School merger at standstill

Published 12:45 pm Tuesday, May 8, 2012

WINDSOR – The possible consolidation of two Bertie County high schools is at a standstill.

Monday night the Bertie County Board of Education heard from Superintendent of Schools Dr. Debbie Harris-Rollins, a pair of principals and a host of parents, but took no action on the merger of Bertie STEM High School and Bertie Early College High School.

“I know this is a very sensitive issue,” Harris-Rollins began. “At issue is this is the second year we have faced a reversion to the state.”

The superintendent said the board was facing a reversion to the state of North Carolina of approximately $1.3 million this coming year after already sending $1.4 million back in the current year.

She said the possible merger of the two schools would help save money and would also help each school add curriculum for their current students.

Harris-Rollins then presented the basics of each school:

  • Enrollment – STEM 207; Early College 98;
  • Both schools focused on Agriculture and Biotechnology;
  • College courses – STEM 18 hours; Early College 483 hours;
  • Student/computer ration – STEM 1:36; Early College 1:1; and
  • Mathematics – STEM Integrated Math; Early College Traditional Sequence and Integrated Math.

The superintendent then presented the crux of the problem. If the school district intends, as it does, to merge all of Bertie High School back on to a single campus, the Bertie STEM High School cannot function autonomously without significant staff additions.

She showed that 100 percent of seniors are cross enrolled at Bertie High School while 80 percent of seniors take three or more courses in a four-course day at BHS.
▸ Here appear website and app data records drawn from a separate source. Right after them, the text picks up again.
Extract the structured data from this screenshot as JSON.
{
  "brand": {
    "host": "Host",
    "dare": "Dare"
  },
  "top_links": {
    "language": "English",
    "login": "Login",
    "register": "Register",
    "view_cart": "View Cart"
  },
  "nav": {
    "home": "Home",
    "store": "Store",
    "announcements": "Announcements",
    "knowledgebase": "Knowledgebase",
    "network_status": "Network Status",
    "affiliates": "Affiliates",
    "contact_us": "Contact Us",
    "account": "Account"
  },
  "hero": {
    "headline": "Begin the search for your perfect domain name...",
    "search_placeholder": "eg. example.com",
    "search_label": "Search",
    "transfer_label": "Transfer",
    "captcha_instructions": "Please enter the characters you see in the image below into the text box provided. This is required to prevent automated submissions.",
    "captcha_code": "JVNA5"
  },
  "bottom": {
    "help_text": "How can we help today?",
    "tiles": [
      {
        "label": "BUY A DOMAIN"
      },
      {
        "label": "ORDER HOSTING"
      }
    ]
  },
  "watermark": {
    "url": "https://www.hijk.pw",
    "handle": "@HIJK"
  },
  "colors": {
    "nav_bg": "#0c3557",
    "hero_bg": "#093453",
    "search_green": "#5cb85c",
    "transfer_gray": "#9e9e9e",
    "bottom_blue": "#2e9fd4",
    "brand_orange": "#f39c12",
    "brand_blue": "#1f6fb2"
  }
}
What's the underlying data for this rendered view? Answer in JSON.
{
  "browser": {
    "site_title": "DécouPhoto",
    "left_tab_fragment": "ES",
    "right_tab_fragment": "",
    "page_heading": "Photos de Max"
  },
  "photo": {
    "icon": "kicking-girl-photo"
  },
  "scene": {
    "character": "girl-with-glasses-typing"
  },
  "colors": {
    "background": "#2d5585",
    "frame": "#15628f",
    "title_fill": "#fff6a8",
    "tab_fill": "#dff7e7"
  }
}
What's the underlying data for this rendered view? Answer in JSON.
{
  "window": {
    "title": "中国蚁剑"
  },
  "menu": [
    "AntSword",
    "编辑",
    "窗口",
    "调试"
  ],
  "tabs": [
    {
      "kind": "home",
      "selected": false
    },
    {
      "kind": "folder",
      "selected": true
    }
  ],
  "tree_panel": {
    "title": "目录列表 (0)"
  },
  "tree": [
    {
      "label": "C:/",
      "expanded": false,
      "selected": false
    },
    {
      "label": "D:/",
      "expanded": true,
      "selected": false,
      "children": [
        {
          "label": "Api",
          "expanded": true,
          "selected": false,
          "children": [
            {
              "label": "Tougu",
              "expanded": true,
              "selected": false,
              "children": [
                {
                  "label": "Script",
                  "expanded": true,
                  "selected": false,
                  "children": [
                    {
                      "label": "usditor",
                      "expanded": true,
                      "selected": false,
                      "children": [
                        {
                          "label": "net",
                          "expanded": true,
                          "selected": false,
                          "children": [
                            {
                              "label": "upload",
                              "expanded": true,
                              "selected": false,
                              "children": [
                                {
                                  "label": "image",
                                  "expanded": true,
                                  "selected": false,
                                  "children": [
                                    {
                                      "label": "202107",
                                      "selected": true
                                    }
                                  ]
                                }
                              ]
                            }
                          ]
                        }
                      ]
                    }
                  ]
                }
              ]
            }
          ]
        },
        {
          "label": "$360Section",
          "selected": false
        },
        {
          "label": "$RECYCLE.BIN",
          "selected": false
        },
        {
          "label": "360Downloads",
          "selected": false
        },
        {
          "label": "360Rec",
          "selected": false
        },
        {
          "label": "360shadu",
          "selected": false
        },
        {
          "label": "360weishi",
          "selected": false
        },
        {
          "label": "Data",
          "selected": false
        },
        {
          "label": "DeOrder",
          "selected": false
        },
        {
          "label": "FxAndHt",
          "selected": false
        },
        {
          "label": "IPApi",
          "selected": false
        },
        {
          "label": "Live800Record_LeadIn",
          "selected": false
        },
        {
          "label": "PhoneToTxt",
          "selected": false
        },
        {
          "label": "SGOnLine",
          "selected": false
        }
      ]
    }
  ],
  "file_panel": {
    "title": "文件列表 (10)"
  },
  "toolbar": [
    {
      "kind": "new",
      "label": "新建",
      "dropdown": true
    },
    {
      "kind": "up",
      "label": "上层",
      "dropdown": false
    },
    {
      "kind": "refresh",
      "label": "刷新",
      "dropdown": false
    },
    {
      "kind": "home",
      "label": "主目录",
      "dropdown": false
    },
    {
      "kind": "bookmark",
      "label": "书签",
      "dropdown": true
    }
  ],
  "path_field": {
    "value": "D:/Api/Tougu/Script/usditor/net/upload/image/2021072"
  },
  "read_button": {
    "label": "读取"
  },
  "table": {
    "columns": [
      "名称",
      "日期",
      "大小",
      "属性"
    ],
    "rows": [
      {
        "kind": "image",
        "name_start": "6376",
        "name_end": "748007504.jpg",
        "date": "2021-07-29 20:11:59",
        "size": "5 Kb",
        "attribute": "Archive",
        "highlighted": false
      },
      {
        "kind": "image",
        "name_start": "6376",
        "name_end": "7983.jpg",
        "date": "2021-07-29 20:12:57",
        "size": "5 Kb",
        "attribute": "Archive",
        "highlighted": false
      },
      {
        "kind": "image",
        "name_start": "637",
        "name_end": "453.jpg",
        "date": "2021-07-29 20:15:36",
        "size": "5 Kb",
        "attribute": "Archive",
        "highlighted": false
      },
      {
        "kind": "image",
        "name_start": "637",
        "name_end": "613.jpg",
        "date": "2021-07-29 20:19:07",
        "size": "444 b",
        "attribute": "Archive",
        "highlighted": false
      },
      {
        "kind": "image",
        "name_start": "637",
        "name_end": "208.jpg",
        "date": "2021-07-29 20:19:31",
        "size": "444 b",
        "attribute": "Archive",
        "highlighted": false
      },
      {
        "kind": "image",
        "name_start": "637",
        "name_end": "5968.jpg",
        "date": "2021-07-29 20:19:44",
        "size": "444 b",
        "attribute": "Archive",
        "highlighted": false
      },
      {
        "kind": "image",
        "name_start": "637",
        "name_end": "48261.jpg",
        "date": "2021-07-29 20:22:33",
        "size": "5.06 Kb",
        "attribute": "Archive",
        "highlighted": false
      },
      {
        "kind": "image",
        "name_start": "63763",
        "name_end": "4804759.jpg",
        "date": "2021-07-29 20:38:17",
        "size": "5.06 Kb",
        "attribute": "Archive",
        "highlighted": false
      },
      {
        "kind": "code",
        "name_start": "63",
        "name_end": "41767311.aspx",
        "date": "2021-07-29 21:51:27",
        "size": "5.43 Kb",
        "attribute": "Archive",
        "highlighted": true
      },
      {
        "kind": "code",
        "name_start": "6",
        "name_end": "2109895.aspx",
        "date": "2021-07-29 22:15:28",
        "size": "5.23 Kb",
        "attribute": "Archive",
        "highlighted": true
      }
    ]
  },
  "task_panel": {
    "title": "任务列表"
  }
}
Of the junior class of Bertie STEM, there are 50 percent cross enrolled at Bertie High.

“STEM does not and cannot function as an autonomous school,” Harris-Rollins told the board.

She further said that if the ninth and tenth grades were to return to BHS from the campus of the old Southwestern High School, STEM would have to move to that campus to join Bertie Early College.

The superintendent said the consolidated school would continue to be a North Carolina New Schools Project facility and would maintain its small-school status with a maximum of 400 students.

According to Harris-Rollins, all three high schools are currently members of the STEM affinity network which allows all members to work together and draw from each other as well as getting staff development. Each of the institutions pays a $50,000 membership fee each year, one of which would be eliminated by the merger.

The main savings, however, would come through staffing. For each of the schools to be autonomous, it would require 28 teaching positions for STEM and 18 for the Early College. A merged school would require a total of 25 or 26 positions.

Board chair Gloria Lee asked if it was still required for Bertie STEM to be on the campus of a comprehensive high school.

Harris-Rollins said that was not a requirement.

Bertie STEM Principal Lisa Parker initially said the school was required to be on the campus of a comprehensive high school, but later agreed with Harris-Rollins that it was up to the local board to make the decision.

Parents and some staff members said they were concerned about a variety of aspects of the possible merger, including the fact that each student chose one school or the other and not a merged school.

Harris-Rollins said that happened when the school district was in a different financial condition.

After lengthy discussion the board decided to seek more information before proceeding.